The task:
Through to the final line, write out the records below exactly, omitting any images they contain.

[Data records]
----
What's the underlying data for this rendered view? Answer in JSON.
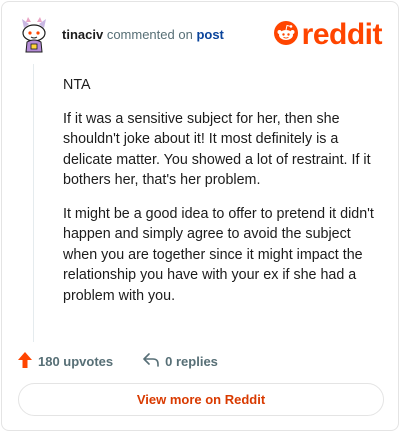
{
  "header": {
    "username": "tinaciv",
    "action": "commented on",
    "post_link": "post",
    "brand": "reddit"
  },
  "comment": {
    "paragraphs": [
      "NTA",
      "If it was a sensitive subject for her, then she shouldn't joke about it! It most definitely is a delicate matter. You showed a lot of restraint. If it bothers her, that's her problem.",
      "It might be a good idea to offer to pretend it didn't happen and simply agree to avoid the subject when you are together since it might impact the relationship you have with your ex if she had a problem with you."
    ]
  },
  "footer": {
    "upvotes": "180 upvotes",
    "replies": "0 replies"
  },
  "cta": {
    "label": "View more on Reddit"
  },
  "colors": {
    "brand": "#ff4500",
    "link": "#0a449b",
    "cta_text": "#d93a00"
  },
  "icons": [
    "avatar",
    "reddit-logo-icon",
    "upvote-arrow-icon",
    "reply-icon"
  ]
}
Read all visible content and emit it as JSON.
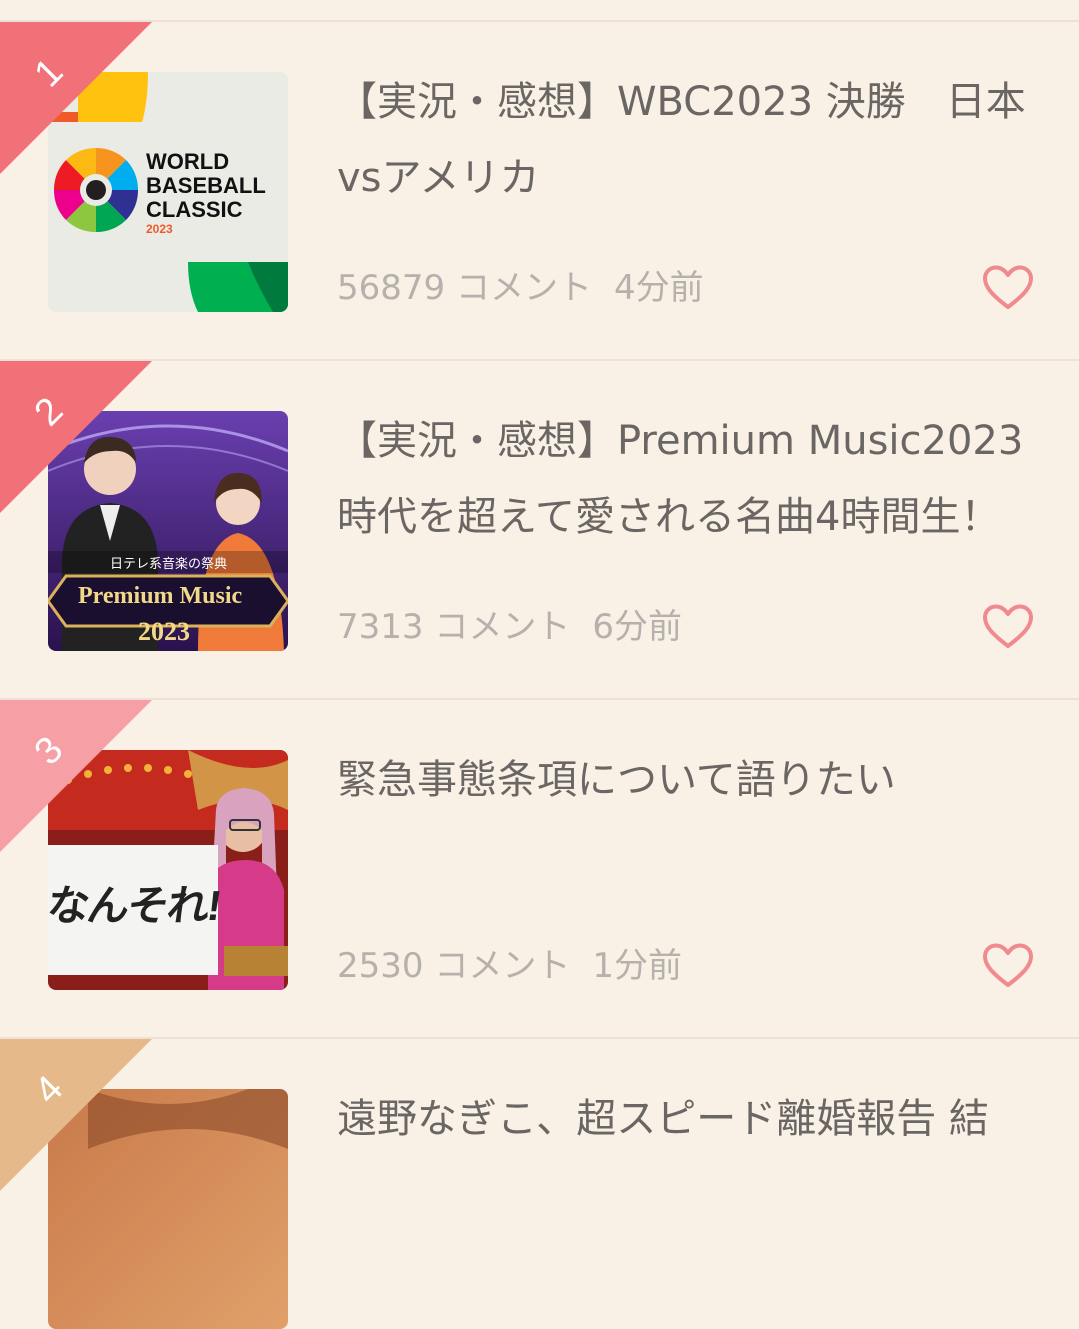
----
Final answer:
What's the underlying data for this rendered view? Answer in JSON.
{
  "header": {
    "username": "tinaciv",
    "action": "commented on",
    "post_link": "post",
    "brand": "reddit"
  },
  "comment": {
    "paragraphs": [
      "NTA",
      "If it was a sensitive subject for her, then she shouldn't joke about it! It most definitely is a delicate matter. You showed a lot of restraint. If it bothers her, that's her problem.",
      "It might be a good idea to offer to pretend it didn't happen and simply agree to avoid the subject when you are together since it might impact the relationship you have with your ex if she had a problem with you."
    ]
  },
  "footer": {
    "upvotes": "180 upvotes",
    "replies": "0 replies"
  },
  "cta": {
    "label": "View more on Reddit"
  },
  "colors": {
    "brand": "#ff4500",
    "link": "#0a449b",
    "cta_text": "#d93a00"
  },
  "icons": [
    "avatar",
    "reddit-logo-icon",
    "upvote-arrow-icon",
    "reply-icon"
  ]
}
Read all visible content and emit it as JSON.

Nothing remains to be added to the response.